MATERIAL PROVIDED:
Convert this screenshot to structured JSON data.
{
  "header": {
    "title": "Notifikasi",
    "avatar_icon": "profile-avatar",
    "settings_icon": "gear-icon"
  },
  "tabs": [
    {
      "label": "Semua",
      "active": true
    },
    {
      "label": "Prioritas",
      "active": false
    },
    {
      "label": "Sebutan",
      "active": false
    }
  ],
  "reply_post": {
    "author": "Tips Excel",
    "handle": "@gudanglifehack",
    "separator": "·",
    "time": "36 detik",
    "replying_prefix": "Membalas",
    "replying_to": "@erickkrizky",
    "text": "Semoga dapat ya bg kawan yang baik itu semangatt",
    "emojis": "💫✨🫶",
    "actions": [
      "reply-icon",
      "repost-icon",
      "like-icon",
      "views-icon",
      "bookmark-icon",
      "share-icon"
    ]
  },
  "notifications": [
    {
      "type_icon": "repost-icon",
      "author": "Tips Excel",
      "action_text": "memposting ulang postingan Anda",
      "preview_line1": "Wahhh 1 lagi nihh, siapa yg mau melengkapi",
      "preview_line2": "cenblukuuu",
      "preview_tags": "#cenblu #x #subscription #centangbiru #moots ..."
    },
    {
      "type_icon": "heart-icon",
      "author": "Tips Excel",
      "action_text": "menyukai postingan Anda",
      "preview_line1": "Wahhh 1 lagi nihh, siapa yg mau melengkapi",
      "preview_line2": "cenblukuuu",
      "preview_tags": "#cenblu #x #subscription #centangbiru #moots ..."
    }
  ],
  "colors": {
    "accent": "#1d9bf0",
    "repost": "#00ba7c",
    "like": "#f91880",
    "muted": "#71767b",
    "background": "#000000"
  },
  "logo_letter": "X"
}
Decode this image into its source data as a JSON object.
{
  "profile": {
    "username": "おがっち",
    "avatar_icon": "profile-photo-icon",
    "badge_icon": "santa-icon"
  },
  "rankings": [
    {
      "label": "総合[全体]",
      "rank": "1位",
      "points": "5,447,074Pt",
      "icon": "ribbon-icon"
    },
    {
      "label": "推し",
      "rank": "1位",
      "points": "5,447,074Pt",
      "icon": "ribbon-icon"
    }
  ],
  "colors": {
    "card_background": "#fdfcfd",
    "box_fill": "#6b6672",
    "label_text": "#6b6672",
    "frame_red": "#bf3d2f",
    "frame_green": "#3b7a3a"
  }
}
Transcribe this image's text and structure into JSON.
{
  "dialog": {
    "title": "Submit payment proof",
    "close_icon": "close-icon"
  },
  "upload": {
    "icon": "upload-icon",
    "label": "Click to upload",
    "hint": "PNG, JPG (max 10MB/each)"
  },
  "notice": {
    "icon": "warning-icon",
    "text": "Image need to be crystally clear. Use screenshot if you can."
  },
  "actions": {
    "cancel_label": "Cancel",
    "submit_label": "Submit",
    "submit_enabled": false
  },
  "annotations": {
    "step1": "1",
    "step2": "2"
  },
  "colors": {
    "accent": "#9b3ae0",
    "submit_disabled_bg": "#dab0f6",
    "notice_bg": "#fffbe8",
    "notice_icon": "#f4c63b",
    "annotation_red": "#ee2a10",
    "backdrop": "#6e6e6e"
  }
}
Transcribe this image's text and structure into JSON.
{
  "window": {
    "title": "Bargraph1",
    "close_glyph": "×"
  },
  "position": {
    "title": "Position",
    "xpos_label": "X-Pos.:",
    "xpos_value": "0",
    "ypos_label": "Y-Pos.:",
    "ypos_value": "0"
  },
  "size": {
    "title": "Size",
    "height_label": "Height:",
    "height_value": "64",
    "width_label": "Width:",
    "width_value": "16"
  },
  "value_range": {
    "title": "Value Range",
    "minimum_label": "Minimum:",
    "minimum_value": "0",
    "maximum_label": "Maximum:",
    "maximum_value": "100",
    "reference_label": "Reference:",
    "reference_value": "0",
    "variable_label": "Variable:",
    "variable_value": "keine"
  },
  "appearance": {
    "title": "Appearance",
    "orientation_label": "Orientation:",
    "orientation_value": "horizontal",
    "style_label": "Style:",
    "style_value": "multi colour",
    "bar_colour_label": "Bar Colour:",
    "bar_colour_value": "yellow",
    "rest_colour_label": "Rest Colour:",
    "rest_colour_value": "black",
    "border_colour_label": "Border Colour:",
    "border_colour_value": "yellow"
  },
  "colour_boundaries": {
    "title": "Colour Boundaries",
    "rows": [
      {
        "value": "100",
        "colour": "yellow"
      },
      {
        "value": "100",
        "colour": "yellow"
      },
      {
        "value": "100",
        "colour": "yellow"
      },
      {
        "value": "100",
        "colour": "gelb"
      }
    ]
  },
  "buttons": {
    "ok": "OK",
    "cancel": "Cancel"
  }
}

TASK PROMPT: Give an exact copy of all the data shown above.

PROBLEM SOLUTION:
Convert this screenshot to structured JSON data.
{
  "header": {
    "title": "Notifikasi",
    "avatar_icon": "profile-avatar",
    "settings_icon": "gear-icon"
  },
  "tabs": [
    {
      "label": "Semua",
      "active": true
    },
    {
      "label": "Prioritas",
      "active": false
    },
    {
      "label": "Sebutan",
      "active": false
    }
  ],
  "reply_post": {
    "author": "Tips Excel",
    "handle": "@gudanglifehack",
    "separator": "·",
    "time": "36 detik",
    "replying_prefix": "Membalas",
    "replying_to": "@erickkrizky",
    "text": "Semoga dapat ya bg kawan yang baik itu semangatt",
    "emojis": "💫✨🫶",
    "actions": [
      "reply-icon",
      "repost-icon",
      "like-icon",
      "views-icon",
      "bookmark-icon",
      "share-icon"
    ]
  },
  "notifications": [
    {
      "type_icon": "repost-icon",
      "author": "Tips Excel",
      "action_text": "memposting ulang postingan Anda",
      "preview_line1": "Wahhh 1 lagi nihh, siapa yg mau melengkapi",
      "preview_line2": "cenblukuuu",
      "preview_tags": "#cenblu #x #subscription #centangbiru #moots ..."
    },
    {
      "type_icon": "heart-icon",
      "author": "Tips Excel",
      "action_text": "menyukai postingan Anda",
      "preview_line1": "Wahhh 1 lagi nihh, siapa yg mau melengkapi",
      "preview_line2": "cenblukuuu",
      "preview_tags": "#cenblu #x #subscription #centangbiru #moots ..."
    }
  ],
  "colors": {
    "accent": "#1d9bf0",
    "repost": "#00ba7c",
    "like": "#f91880",
    "muted": "#71767b",
    "background": "#000000"
  },
  "logo_letter": "X"
}
Decode this image into its source data as a JSON object.
{
  "profile": {
    "username": "おがっち",
    "avatar_icon": "profile-photo-icon",
    "badge_icon": "santa-icon"
  },
  "rankings": [
    {
      "label": "総合[全体]",
      "rank": "1位",
      "points": "5,447,074Pt",
      "icon": "ribbon-icon"
    },
    {
      "label": "推し",
      "rank": "1位",
      "points": "5,447,074Pt",
      "icon": "ribbon-icon"
    }
  ],
  "colors": {
    "card_background": "#fdfcfd",
    "box_fill": "#6b6672",
    "label_text": "#6b6672",
    "frame_red": "#bf3d2f",
    "frame_green": "#3b7a3a"
  }
}
Transcribe this image's text and structure into JSON.
{
  "dialog": {
    "title": "Submit payment proof",
    "close_icon": "close-icon"
  },
  "upload": {
    "icon": "upload-icon",
    "label": "Click to upload",
    "hint": "PNG, JPG (max 10MB/each)"
  },
  "notice": {
    "icon": "warning-icon",
    "text": "Image need to be crystally clear. Use screenshot if you can."
  },
  "actions": {
    "cancel_label": "Cancel",
    "submit_label": "Submit",
    "submit_enabled": false
  },
  "annotations": {
    "step1": "1",
    "step2": "2"
  },
  "colors": {
    "accent": "#9b3ae0",
    "submit_disabled_bg": "#dab0f6",
    "notice_bg": "#fffbe8",
    "notice_icon": "#f4c63b",
    "annotation_red": "#ee2a10",
    "backdrop": "#6e6e6e"
  }
}
Transcribe this image's text and structure into JSON.
{
  "window": {
    "title": "Bargraph1",
    "close_glyph": "×"
  },
  "position": {
    "title": "Position",
    "xpos_label": "X-Pos.:",
    "xpos_value": "0",
    "ypos_label": "Y-Pos.:",
    "ypos_value": "0"
  },
  "size": {
    "title": "Size",
    "height_label": "Height:",
    "height_value": "64",
    "width_label": "Width:",
    "width_value": "16"
  },
  "value_range": {
    "title": "Value Range",
    "minimum_label": "Minimum:",
    "minimum_value": "0",
    "maximum_label": "Maximum:",
    "maximum_value": "100",
    "reference_label": "Reference:",
    "reference_value": "0",
    "variable_label": "Variable:",
    "variable_value": "keine"
  },
  "appearance": {
    "title": "Appearance",
    "orientation_label": "Orientation:",
    "orientation_value": "horizontal",
    "style_label": "Style:",
    "style_value": "multi colour",
    "bar_colour_label": "Bar Colour:",
    "bar_colour_value": "yellow",
    "rest_colour_label": "Rest Colour:",
    "rest_colour_value": "black",
    "border_colour_label": "Border Colour:",
    "border_colour_value": "yellow"
  },
  "colour_boundaries": {
    "title": "Colour Boundaries",
    "rows": [
      {
        "value": "100",
        "colour": "yellow"
      },
      {
        "value": "100",
        "colour": "yellow"
      },
      {
        "value": "100",
        "colour": "yellow"
      },
      {
        "value": "100",
        "colour": "gelb"
      }
    ]
  },
  "buttons": {
    "ok": "OK",
    "cancel": "Cancel"
  }
}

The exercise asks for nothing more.